In December 2003, Simon Ellis interviewed Sarah for myBrent.co.uk.
You can read the full interview here. What interested me was Sarah’s answer to this final question: How will you convince Brent voters to give you another term as MP?
“I am going to have to work extremely hard over the next two years because many people voted for me partly on a protest. Some people voted for me because our policies but some people also voted against Tony Blair and I am going to need to persuade those people that there are positive reasons for voting for me. I intend to work extremely hard to pick up local issues and champion individual cases and local campaigns to prove to them that I will be an extremely hard-working MP. But I think the reaction that I’ve had so far, I’m not too complacent, but the warmth and the sense from local people has been that they want to see me have the chance to succeed.”
Are the electorate of Brent pleased with Sarah Teather? Are they going to give her another term as MP? My feeling, from walking around Brent East, is that this area will return Sarah to parliament as their elected representative. The 5:1 ratio of Liberal Democrat posters to Labour posters is a clear indication of the support for Sarah.

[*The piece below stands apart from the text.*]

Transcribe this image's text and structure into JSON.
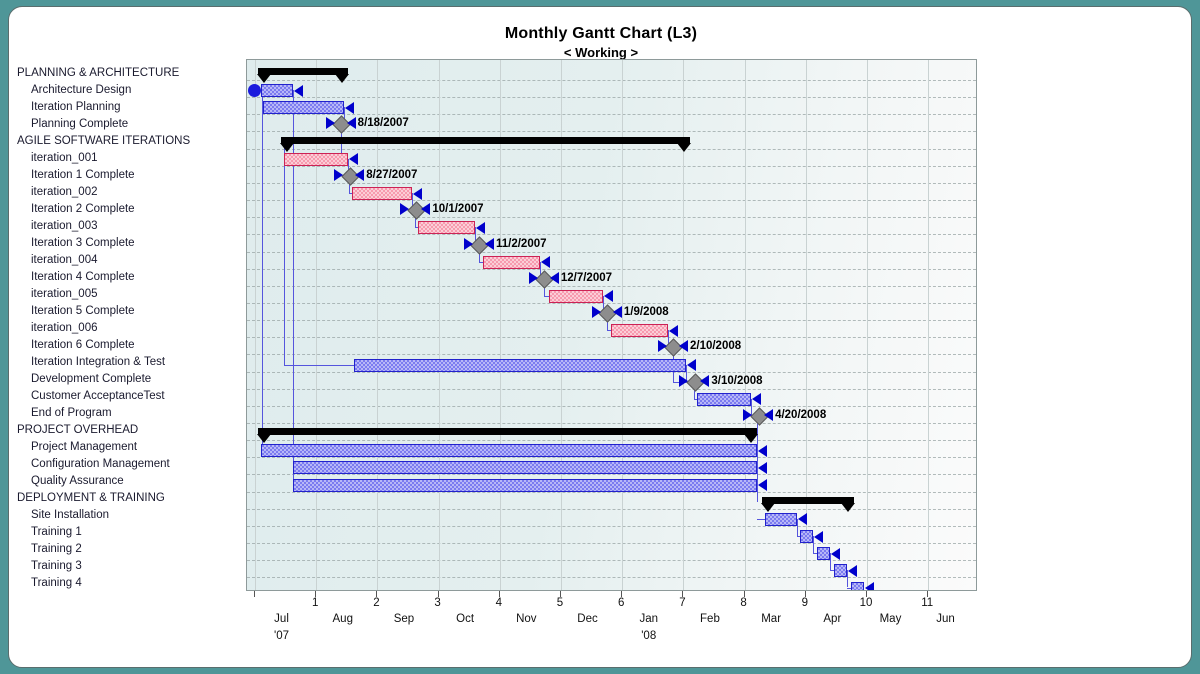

I bumped into Sarah last Sunday while she was out and about in the Mora/Temple Road area canvassing for support. We talked about how she and other candidates at the 2003 by-election shattered the 13,000 majority that Labour had won in the 2001 General Election. Sarah’s majority in 2003 was 1,118, on a turnout of 36.2%.
I have two hopes. Firstly, I hope that Sarah is returned to parliament with an increased majority. She works hard on local issues, questioning the council and government about services in Brent East and holding them to account. She has championed individual cases and worked hard to see them through to completion in spite of poor communication and late responses from Labour ministers. She’s even learning Gujarati!
Second, that who ever wins this seat is sent to parliament following a strong turnout from voters. The by-election turnout was low, but by-elections usually are. At the General Election in 2001, turnout was 51.9%. Nationally, turnout is in decline. I would like to see Brent East buck that national trend and return whoever is elected from a 60%-plus turnout.
Well, that’s my colours nailed to the mast.